The Survivors of the Chancellor HTML version
Fire On Board
OCTOBER 15 to October 18. -- The wind is still in the northeast. There is no change in
the Chancellor's course, and to an unprejudiced eye all would appear to be going on as
usual. But I have an uneasy consciousness that some- thing is not quite right. Why should
the hatchways be so hermetically closed as though a mutinous crew was im- prisoned
between decks? I can not help thinking too that there is something in the sailors so
constantly standing in groups and breaking off their talk so suddenly whenever we
approach; and several times I have caught the word "hatches" which arrested M.
Letourneur's attention on the night of the disturbance.
On the 15th, while I was walking on the forecastle, I over- heard one of the sailors, a man
named Owen, say to his mates:
"Now I just give you all warning that I am not going to wait until the last minute.
Everyone for himself, say I."
"Why, what do you mean to do?" asked Jynxstrop, the cook.
"Pshaw!" said Owen, "do you suppose that longboats were only made for porpoises?"
Something at that moment occurred to interrupt the con- versation, and I heard no more.
It occurred to me whether there was not some conspiracy among the crew, of which
probably Curtis had already detected the symptoms. I am quite aware that some sailors
are most rebelliously disposed, and required to be ruled with a rod of iron.
Yesterday and to-day I have observed Curtis remonstrat- ing somewhat vehemently with
Captain Huntly, but there is no obvious result arising from their interviews; the cap- tain
apparently being bent upon some purpose, of which it is only too manifest that the mate
Captain Huntly is undoubtedly laboring under strong nervous excitement; and M.
Letourneur has more than once remarked how silent he has become at meal-times; for al-
though Curtis continually endeavors to start some subject of general interest, yet neither
Mr. Falsten, Mr. Kear, nor Mr. Ruby are the men to take it up, and consequently the
conversation flags hopelessly, and soon drops. The pas- sengers too are now, with good
cause, beginning to murmur at the length of the voyage, and Mr. Kear, who considers that
the very elements ought to yield to his convenience, lets the captain know by his
consequential and haughty manner that he holds him responsible for the delay.
During the course of yesterday the mate gave repeated orders for the deck to be watered
again and again, and al- though as a general rule this is a business which is done, once for

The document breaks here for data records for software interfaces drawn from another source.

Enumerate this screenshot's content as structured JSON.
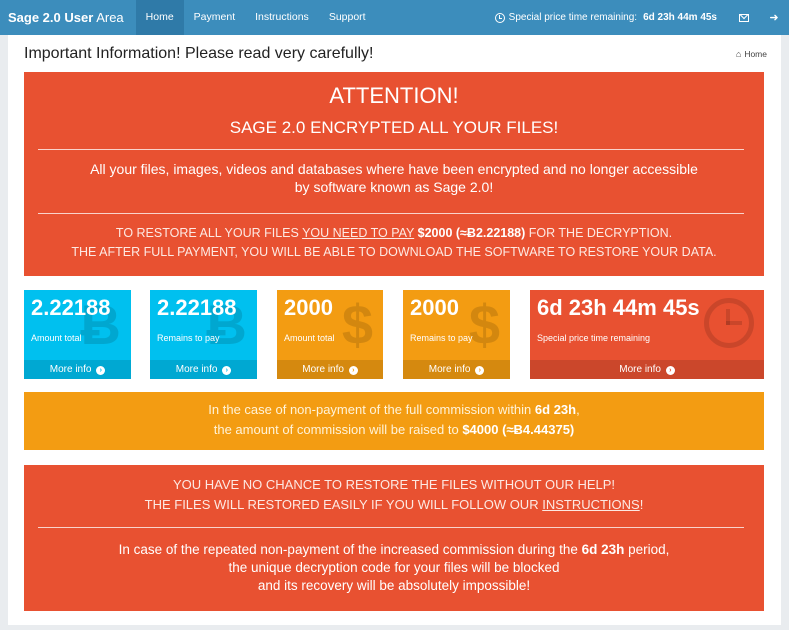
{
  "navbar": {
    "brand_bold": "Sage 2.0 User",
    "brand_rest": "Area",
    "items": [
      {
        "label": "Home"
      },
      {
        "label": "Payment"
      },
      {
        "label": "Instructions"
      },
      {
        "label": "Support"
      }
    ],
    "timer_label": "Special price time remaining:",
    "timer_value": "6d 23h 44m 45s"
  },
  "header": {
    "title": "Important Information! Please read very carefully!",
    "breadcrumb": "Home"
  },
  "attention": {
    "title": "ATTENTION!",
    "subtitle": "SAGE 2.0 ENCRYPTED ALL YOUR FILES!",
    "message_line1": "All your files, images, videos and databases where have been encrypted and no longer accessible",
    "message_line2": "by software known as Sage 2.0!",
    "pay_pre": "TO RESTORE ALL YOUR FILES",
    "pay_link": "YOU NEED TO PAY",
    "pay_amount": "$2000 (≈Ƀ2.22188)",
    "pay_post": "FOR THE DECRYPTION.",
    "pay_line2": "THE AFTER FULL PAYMENT, YOU WILL BE ABLE TO DOWNLOAD THE SOFTWARE TO RESTORE YOUR DATA."
  },
  "boxes": [
    {
      "value": "2.22188",
      "label": "Amount total",
      "more": "More info",
      "ghost": "Ƀ"
    },
    {
      "value": "2.22188",
      "label": "Remains to pay",
      "more": "More info",
      "ghost": "Ƀ"
    },
    {
      "value": "2000",
      "label": "Amount total",
      "more": "More info",
      "ghost": "$"
    },
    {
      "value": "2000",
      "label": "Remains to pay",
      "more": "More info",
      "ghost": "$"
    },
    {
      "value": "6d 23h 44m 45s",
      "label": "Special price time remaining",
      "more": "More info"
    }
  ],
  "warning": {
    "line1_pre": "In the case of non-payment of the full commission within",
    "line1_bold": "6d 23h",
    "line1_post": ",",
    "line2_pre": "the amount of commission will be raised to",
    "line2_bold": "$4000 (≈Ƀ4.44375)"
  },
  "final": {
    "line1": "YOU HAVE NO CHANCE TO RESTORE THE FILES WITHOUT OUR HELP!",
    "line2_pre": "THE FILES WILL RESTORED EASILY IF YOU WILL FOLLOW OUR",
    "line2_link": "INSTRUCTIONS",
    "line2_post": "!",
    "bottom_pre": "In case of the repeated non-payment of the increased commission during the",
    "bottom_bold": "6d 23h",
    "bottom_post": "period,",
    "bottom_line2": "the unique decryption code for your files will be blocked",
    "bottom_line3": "and its recovery will be absolutely impossible!"
  },
  "colors": {
    "navbar": "#3c8dbc",
    "red": "#e85131",
    "blue": "#00c0ef",
    "orange": "#f39c12"
  }
}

all, in the early morning, the crew did not utter a word of complaint at the additional
work thus imposed upon them. The tarpaulins on the hatches have thus been kept con-
tinually wet, so that their close and heavy texture is rendered quite impervious to the air.